Sponsored by ANRS | Emerging Infectious Diseases, the autonomous agency within Inserm tasked with coordinating COVID-19 research, this trial began on March 8 of this year. It is taking place in 11 centers: Créteil, Nantes, Caen, Clermont-Ferrand, Lyon, Nîmes, Brest, Tours, Strasbourg, and Paris (Saint Louis and Cochin).

The objective is to evaluate in detail the immune responses induced by the Pfizer/BioNTech vaccine in people aged 65 and over, and to compare those of people having already contracted COVID-19 with those of people who have never had it.

The participants will be assigned to the same age groups as for CoviCompare-m in addition to three other categories (150 people who have never contracted COVID will receive two vaccine doses and 150 participants having already had COVID will receive one).


ANRS0001S COV-POPART: a vaccine cohort to evaluate immune responses to COVID-19 vaccines in specific populations

COV-POPART (the COVID-19 special populations vaccine cohort), sponsored by ANRS | Emerging Infectious Diseases, is a national cohort that will include a total of 10,500 participants across 35 centers, and has been labelled a national priority by France’s interministerial research working group.

The project has been constructed with over 10 national and international learned societies and seven patient associations (France Rein – Transhépate – ARSEP – CNAO – FFD – EGMOS – TRT5 CHV*), which will also play an active role in recruiting and following up participants.

The objective of the cohort is to evaluate the production of antibodies against COVID-19 in 8,650 vaccine recipients with diseases that might affect their immunity: HIV-1, diabetes (types 1 and 2), obesity, autoimmune and systemic autoinflammatory diseases (vasculitis, lupus, etc.), chronic inflammatory rheumatism, multiple sclerosis (or inflammation of the optic nerve), cancer (even without treatment for the previous 2 years), allotransplant recipients, solid organ transplant recipients (lung, liver, kidney, heart, pancreas), chronic renal failure (stages 4 and 5), and hypogammaglobulinemia (low immunoglobulin levels in the blood).

In order to compare their immune responses, a control group of 1,850 vaccinated individuals without these diseases was also recruited.

The cohort should also make it possible to identify potential vaccine failures and study the role of the variants in those failures.
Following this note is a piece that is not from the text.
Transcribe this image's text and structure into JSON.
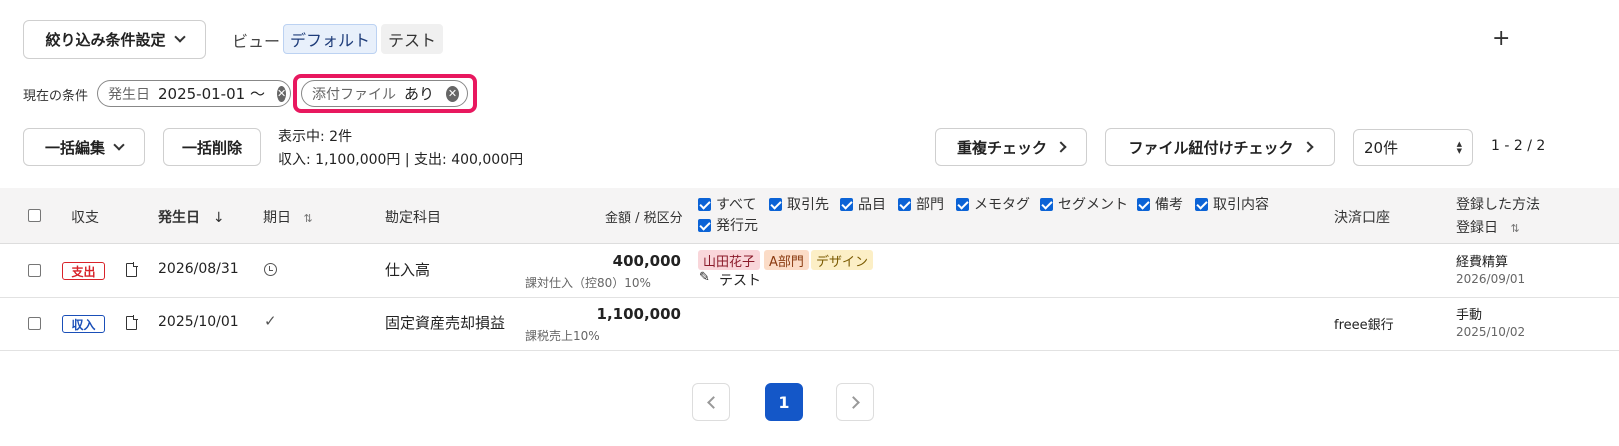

Participants will be followed for a period of two years after the last injection of the vaccine, with the help of the COVIREIVAC centers and 4 additional centers mobilized for this project. This cohort will provide essential data for vaccine policy in these vulnerable populations that are at particular risk of developing severe forms of COVID-19.


*France Rein – Transhépate – ARSEP French foundation to aid multiple sclerosis research – CNAO French collective of associations for people with obesity – FFD French federation of diabetics – EGMOS French association for bone marrow transplant recipients – TRT5 CHV French collective of associations against HIV, hepatitis and STIs.